Cookies

Like most websites The Analytical Scientist uses cookies. In order to deliver a personalized, responsive service and to improve the site, we remember and store information about how you use it. Learn more.
Fields & Applications Spectroscopy, Metabolomics & Lipidomics

A “Nose” for Trouble

Crabs are known to have superb chemosensory capabilities, walking upstream towards tantalizing chemical cues to locate food and mates, despite turbulence in the water. These detection abilities are particularly important for the mud crab; its ability to “smell” its main predator – the blue crab – is a matter of life or death. The canny crabs hide themselves away whenever one of its predatory cousins is in the vicinity - but what is it that makes the muddy invertebrates act so... spinelessly? A team from the Georgia Institute of Technology decided to wade in and find out.

“We suspected that the crabs were responding to the presence of predators by sensing chemicals that were being transmitted through the water column – however, little was known about the molecular cues involved,” says Julia Kubanek, one of the researchers (1). “We then discovered that when the mud crabs are exposed to the urine of blue crabs, we get the same hiding and hunkering down response that mud crabs exhibit when there is a whole, live blue crab nearby.”

Enjoy our FREE content!

Log in or register to read this article in full and gain access to The Analytical Scientist’s entire content archive. It’s FREE and always will be!

Login if you already created an account

Or register now - it’s free and always will be!

You will benefit from:

  • Unlimited access to ALL articles
  • News, interviews & opinions from leading industry experts
  • Receive print (and PDF) copies of The Analytical Scientist magazine
Register

Or Login as a Guest or via Social Media

About the Author

Joanna Cummings

A former library manager and storyteller, I have wanted to write for magazines since I was six years old, when I used to make my own out of foolscap paper and sellotape and distribute them to my family. Since getting my MSc in Publishing, I’ve worked as a freelance writer and content creator for both digital and print, writing on subjects such as fashion, food, tourism, photography – and the history of Roman toilets. Now I can be found working on The Analytical Scientist, finding the ‘human angle’ to cutting-edge science stories.

Register here

Register to access our FREE online portfolio, request the magazine in print and manage your preferences.

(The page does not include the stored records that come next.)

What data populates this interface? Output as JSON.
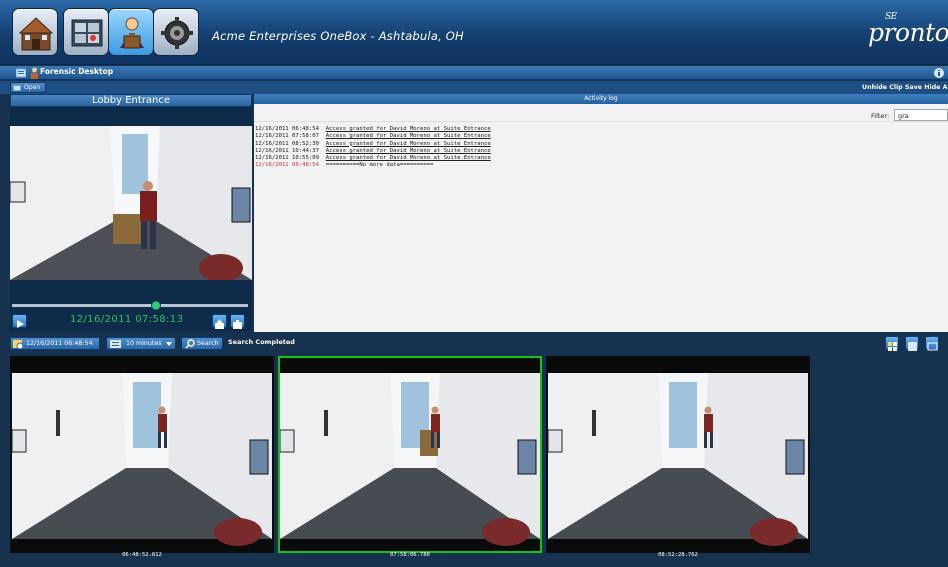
{
  "header": {
    "app_title": "Acme Enterprises OneBox - Ashtabula, OH",
    "logo_text": "pronto",
    "logo_small": "SE",
    "nav_icons": [
      "home-icon",
      "map-icon",
      "forensic-desktop-icon",
      "settings-gear-icon"
    ]
  },
  "desktop": {
    "title": "Forensic Desktop",
    "open_label": "Open",
    "right_links": "Unhide Clip Save  Hide A"
  },
  "video": {
    "camera_name": "Lobby Entrance",
    "timestamp": "12/16/2011 07:58:13"
  },
  "activity_log": {
    "title": "Activity log",
    "filter_label": "Filter:",
    "filter_value": "gra",
    "rows": [
      {
        "time": "12/16/2011 06:48:54",
        "text": "Access granted for David Moreno at Suite Entrance"
      },
      {
        "time": "12/16/2011 07:58:07",
        "text": "Access granted for David Moreno at Suite Entrance"
      },
      {
        "time": "12/16/2011 08:52:30",
        "text": "Access granted for David Moreno at Suite Entrance"
      },
      {
        "time": "12/16/2011 10:44:37",
        "text": "Access granted for David Moreno at Suite Entrance"
      },
      {
        "time": "12/16/2011 10:55:09",
        "text": "Access granted for David Moreno at Suite Entrance"
      }
    ],
    "end_row": {
      "time": "12/16/2011 06:48:54",
      "text": "==========No more data=========="
    }
  },
  "search": {
    "start_time": "12/16/2011 06:48:54",
    "duration": "10 minutes",
    "search_label": "Search",
    "status": "Search Completed"
  },
  "thumbnails": [
    {
      "time": "06:48:52.812",
      "selected": false
    },
    {
      "time": "07:58:06.780",
      "selected": true
    },
    {
      "time": "08:52:28.762",
      "selected": false
    }
  ],
  "colors": {
    "selected_border": "#17c217",
    "timestamp_text": "#27c45e",
    "end_row_text": "#d33333"
  }
}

You will benefit from:

  • Unlimited access to ALL articles
  • News, interviews & opinions from leading industry experts
  • Receive print (and PDF) copies of The Analytical Scientist magazine

Register